Sunday, May 23, 2010

Beaded Fullerenes : 3D Molecular Structures

By on Sunday, May 23, 2010 10 Comments

Virtually all the tutorials I have featured on this blog have come from other jewelry artisans or crafters. So for the first time (not counting myself), I am featuring how-tos from scientists, specifically the Chemistry Department of the National Taiwan University!

How did that happen? Well, they make beaded models of a type of carbon molecule called fullerenes. They are great teaching tools for students to learn about chemical bonding and molecular structures. Check out their post on a fullerene beading workshop at a high school.

Fullerenes can be in different shapes like tubes or spheres. The round ones are called buckyballs in honor of American architect Richard Buckminster Fuller who created geodesic domes.

The 1985 discovery of fullerenes was so important, it won the 3 discoverers the Nobel Prize in Chemistry 11 years later. Why? Until then, there were only three known forms or allotropes of carbon molecules - diamonds (tetrahedral arrangement which is the strongest making it a very hard substance), graphite or pencil lead ( lattice sheets) and soot or charcoal which has no crystalline structure. Carbon nanotubes, part of the fullerene family, are extremely useful in modern applications such as nanotechnology, electronics, architecture, construction and optics.

Some of this group`s beaded fullerenes are very complex as you can see from the top photo which shows a bird's eye view of a high genus fullerene. The procedure is outlined here.

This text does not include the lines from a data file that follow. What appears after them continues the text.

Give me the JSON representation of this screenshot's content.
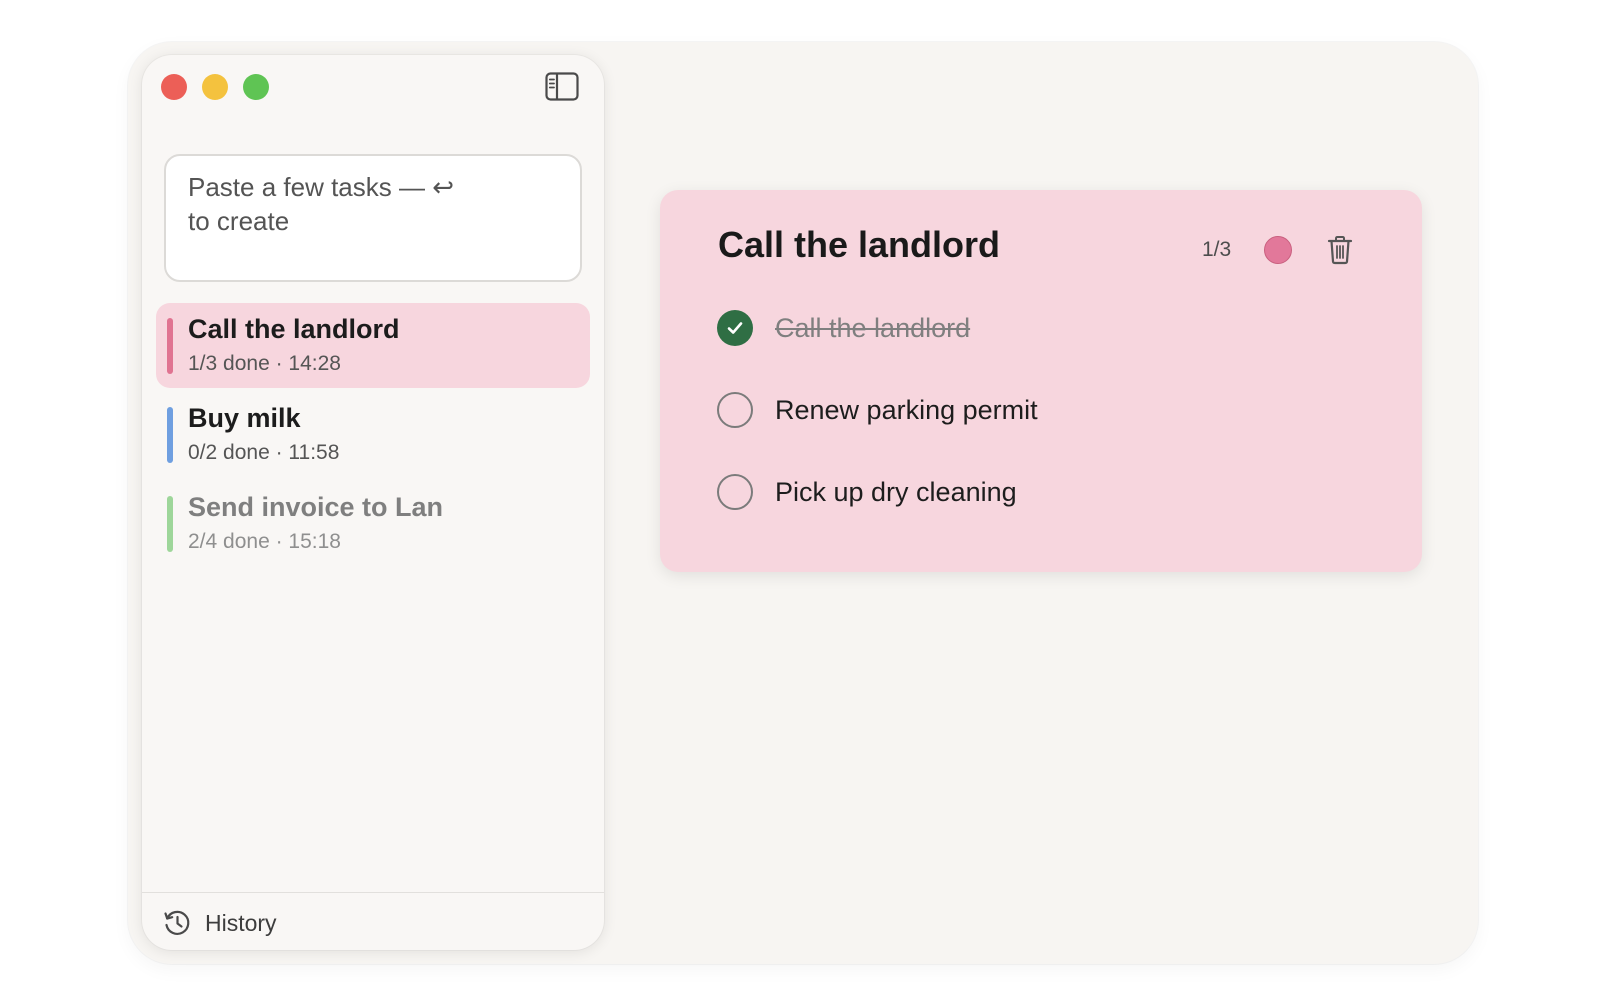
{
  "window": {
    "traffic_lights": [
      "close",
      "minimize",
      "zoom"
    ]
  },
  "sidebar": {
    "toggle_icon": "sidebar-toggle-icon",
    "input": {
      "placeholder": "Paste a few tasks — ↩\nto create"
    },
    "lists": [
      {
        "title": "Call the landlord",
        "subtitle": "1/3 done · 14:28",
        "color": "#e07391",
        "active": true
      },
      {
        "title": "Buy milk",
        "subtitle": "0/2 done · 11:58",
        "color": "#6f9fe0",
        "active": false
      },
      {
        "title": "Send invoice to Lan",
        "subtitle": "2/4 done · 15:18",
        "color": "#9ed69a",
        "active": false
      }
    ],
    "history_label": "History"
  },
  "detail": {
    "title": "Call the landlord",
    "count": "1/3",
    "color": "#e2789a",
    "tasks": [
      {
        "text": "Call the landlord",
        "done": true
      },
      {
        "text": "Renew parking permit",
        "done": false
      },
      {
        "text": "Pick up dry cleaning",
        "done": false
      }
    ]
  }
}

Their creations have definite potential in jewelry making designs. One of the blog authors, made many keychains based on 120 atom tetrahedon structures shown below.  It takes him about an hour to make each one.

The basic bead weaving technique they use is the right angle weave. To learn all about their weaving techniques, the lengths of fishing line and so on, check out this search. Their explanations are not always the way we are accustomed to as they are not primarily beaders but scientists. However, they do have a schematic plot for beginners.

This is a chiral tetrahedral fullerene.

I had fun exploring their unusually inspirational blog. Besides the fullerenes, they also showed their beaded version of the 20 gold atom tetrahedron structure. These would make great charms!

Original Post by THE BEADING GEM
Jewelry Making Tips - Jewelry Business Tips 



  1. Wow - even though I am a trained scientist I didn't think you could combine science and beading!

  2. I just found my new favorite beading resource of all time. I had to share this link with every other bead lover out there.

  3. wow nerdy and crafty! nice!!!

  4. Very interesting, I also checked out his blog, he has got a sense of humor. You always find ways to shows that beading is connected to all facets of life. Enjoy your week!

  5. Glad everyone enjoyed this unusual post! Hope everyone has a great week too!

  6. I was his student of general chemistry course. He used beads to demonstrate the structure of buckyball, and we did have a great time of learning by hand.

  7. Love your blog and its vast scope--thanks for posting all of this great stuff. I'm a scientist by training so these types of articles fascinate me! I also love your posts on using recycled materials in jewelry.

  8. Great to meet a fellow scientist on this beading blog! There is a fair amount of science in gemstones and beading if we only look! Pearl

  9. you might want to check out
    almost all of the work is based on geometry -- enjoy!

  10. Wonderful work pkplan! Off to explore your work even more!